Type out every entry again, character for character.

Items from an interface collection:
== Segment start ==

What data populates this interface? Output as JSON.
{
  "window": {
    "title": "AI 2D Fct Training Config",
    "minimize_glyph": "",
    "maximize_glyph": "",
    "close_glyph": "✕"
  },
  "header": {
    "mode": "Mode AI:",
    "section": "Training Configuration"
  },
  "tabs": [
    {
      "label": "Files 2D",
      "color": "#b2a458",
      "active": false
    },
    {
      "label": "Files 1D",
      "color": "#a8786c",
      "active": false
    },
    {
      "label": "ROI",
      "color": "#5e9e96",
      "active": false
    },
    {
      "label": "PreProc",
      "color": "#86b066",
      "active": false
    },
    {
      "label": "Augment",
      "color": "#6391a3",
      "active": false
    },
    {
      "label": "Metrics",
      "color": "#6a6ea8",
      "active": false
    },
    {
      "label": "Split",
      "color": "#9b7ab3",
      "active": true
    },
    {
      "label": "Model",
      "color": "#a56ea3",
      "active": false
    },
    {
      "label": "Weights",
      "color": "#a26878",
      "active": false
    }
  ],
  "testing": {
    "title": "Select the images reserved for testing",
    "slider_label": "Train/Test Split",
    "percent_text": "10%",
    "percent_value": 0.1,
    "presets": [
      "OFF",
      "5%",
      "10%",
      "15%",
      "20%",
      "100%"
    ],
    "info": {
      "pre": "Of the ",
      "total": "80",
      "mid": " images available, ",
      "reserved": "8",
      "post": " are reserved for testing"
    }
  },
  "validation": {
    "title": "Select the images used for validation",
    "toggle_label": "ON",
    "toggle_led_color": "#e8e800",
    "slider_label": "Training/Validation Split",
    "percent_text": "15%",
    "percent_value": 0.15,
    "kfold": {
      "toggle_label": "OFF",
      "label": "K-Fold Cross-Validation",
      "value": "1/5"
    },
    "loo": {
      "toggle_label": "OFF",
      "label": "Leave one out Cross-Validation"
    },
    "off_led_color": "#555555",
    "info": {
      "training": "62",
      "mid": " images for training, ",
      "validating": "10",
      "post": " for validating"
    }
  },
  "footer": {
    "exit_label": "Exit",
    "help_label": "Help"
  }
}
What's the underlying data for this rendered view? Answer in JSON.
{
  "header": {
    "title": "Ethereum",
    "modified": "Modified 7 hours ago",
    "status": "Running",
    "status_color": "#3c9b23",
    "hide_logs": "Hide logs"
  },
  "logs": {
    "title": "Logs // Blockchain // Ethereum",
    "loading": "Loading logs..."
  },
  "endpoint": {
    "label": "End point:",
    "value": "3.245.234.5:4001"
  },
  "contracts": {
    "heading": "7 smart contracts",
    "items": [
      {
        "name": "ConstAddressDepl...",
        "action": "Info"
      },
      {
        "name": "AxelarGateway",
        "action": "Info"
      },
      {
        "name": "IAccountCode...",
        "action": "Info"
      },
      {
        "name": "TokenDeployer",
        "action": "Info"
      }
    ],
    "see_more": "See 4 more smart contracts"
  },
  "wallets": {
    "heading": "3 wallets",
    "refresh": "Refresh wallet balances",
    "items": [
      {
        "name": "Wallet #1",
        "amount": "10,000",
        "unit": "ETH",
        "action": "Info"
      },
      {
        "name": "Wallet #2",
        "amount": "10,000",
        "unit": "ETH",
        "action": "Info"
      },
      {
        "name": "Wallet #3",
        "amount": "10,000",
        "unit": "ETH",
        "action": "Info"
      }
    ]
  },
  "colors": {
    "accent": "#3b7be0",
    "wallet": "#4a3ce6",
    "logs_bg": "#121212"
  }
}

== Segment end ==

**Result of this task:**
What data populates this interface? Output as JSON.
{
  "window": {
    "title": "AI 2D Fct Training Config",
    "minimize_glyph": "",
    "maximize_glyph": "",
    "close_glyph": "✕"
  },
  "header": {
    "mode": "Mode AI:",
    "section": "Training Configuration"
  },
  "tabs": [
    {
      "label": "Files 2D",
      "color": "#b2a458",
      "active": false
    },
    {
      "label": "Files 1D",
      "color": "#a8786c",
      "active": false
    },
    {
      "label": "ROI",
      "color": "#5e9e96",
      "active": false
    },
    {
      "label": "PreProc",
      "color": "#86b066",
      "active": false
    },
    {
      "label": "Augment",
      "color": "#6391a3",
      "active": false
    },
    {
      "label": "Metrics",
      "color": "#6a6ea8",
      "active": false
    },
    {
      "label": "Split",
      "color": "#9b7ab3",
      "active": true
    },
    {
      "label": "Model",
      "color": "#a56ea3",
      "active": false
    },
    {
      "label": "Weights",
      "color": "#a26878",
      "active": false
    }
  ],
  "testing": {
    "title": "Select the images reserved for testing",
    "slider_label": "Train/Test Split",
    "percent_text": "10%",
    "percent_value": 0.1,
    "presets": [
      "OFF",
      "5%",
      "10%",
      "15%",
      "20%",
      "100%"
    ],
    "info": {
      "pre": "Of the ",
      "total": "80",
      "mid": " images available, ",
      "reserved": "8",
      "post": " are reserved for testing"
    }
  },
  "validation": {
    "title": "Select the images used for validation",
    "toggle_label": "ON",
    "toggle_led_color": "#e8e800",
    "slider_label": "Training/Validation Split",
    "percent_text": "15%",
    "percent_value": 0.15,
    "kfold": {
      "toggle_label": "OFF",
      "label": "K-Fold Cross-Validation",
      "value": "1/5"
    },
    "loo": {
      "toggle_label": "OFF",
      "label": "Leave one out Cross-Validation"
    },
    "off_led_color": "#555555",
    "info": {
      "training": "62",
      "mid": " images for training, ",
      "validating": "10",
      "post": " for validating"
    }
  },
  "footer": {
    "exit_label": "Exit",
    "help_label": "Help"
  }
}
What's the underlying data for this rendered view? Answer in JSON.
{
  "header": {
    "title": "Ethereum",
    "modified": "Modified 7 hours ago",
    "status": "Running",
    "status_color": "#3c9b23",
    "hide_logs": "Hide logs"
  },
  "logs": {
    "title": "Logs // Blockchain // Ethereum",
    "loading": "Loading logs..."
  },
  "endpoint": {
    "label": "End point:",
    "value": "3.245.234.5:4001"
  },
  "contracts": {
    "heading": "7 smart contracts",
    "items": [
      {
        "name": "ConstAddressDepl...",
        "action": "Info"
      },
      {
        "name": "AxelarGateway",
        "action": "Info"
      },
      {
        "name": "IAccountCode...",
        "action": "Info"
      },
      {
        "name": "TokenDeployer",
        "action": "Info"
      }
    ],
    "see_more": "See 4 more smart contracts"
  },
  "wallets": {
    "heading": "3 wallets",
    "refresh": "Refresh wallet balances",
    "items": [
      {
        "name": "Wallet #1",
        "amount": "10,000",
        "unit": "ETH",
        "action": "Info"
      },
      {
        "name": "Wallet #2",
        "amount": "10,000",
        "unit": "ETH",
        "action": "Info"
      },
      {
        "name": "Wallet #3",
        "amount": "10,000",
        "unit": "ETH",
        "action": "Info"
      }
    ]
  },
  "colors": {
    "accent": "#3b7be0",
    "wallet": "#4a3ce6",
    "logs_bg": "#121212"
  }
}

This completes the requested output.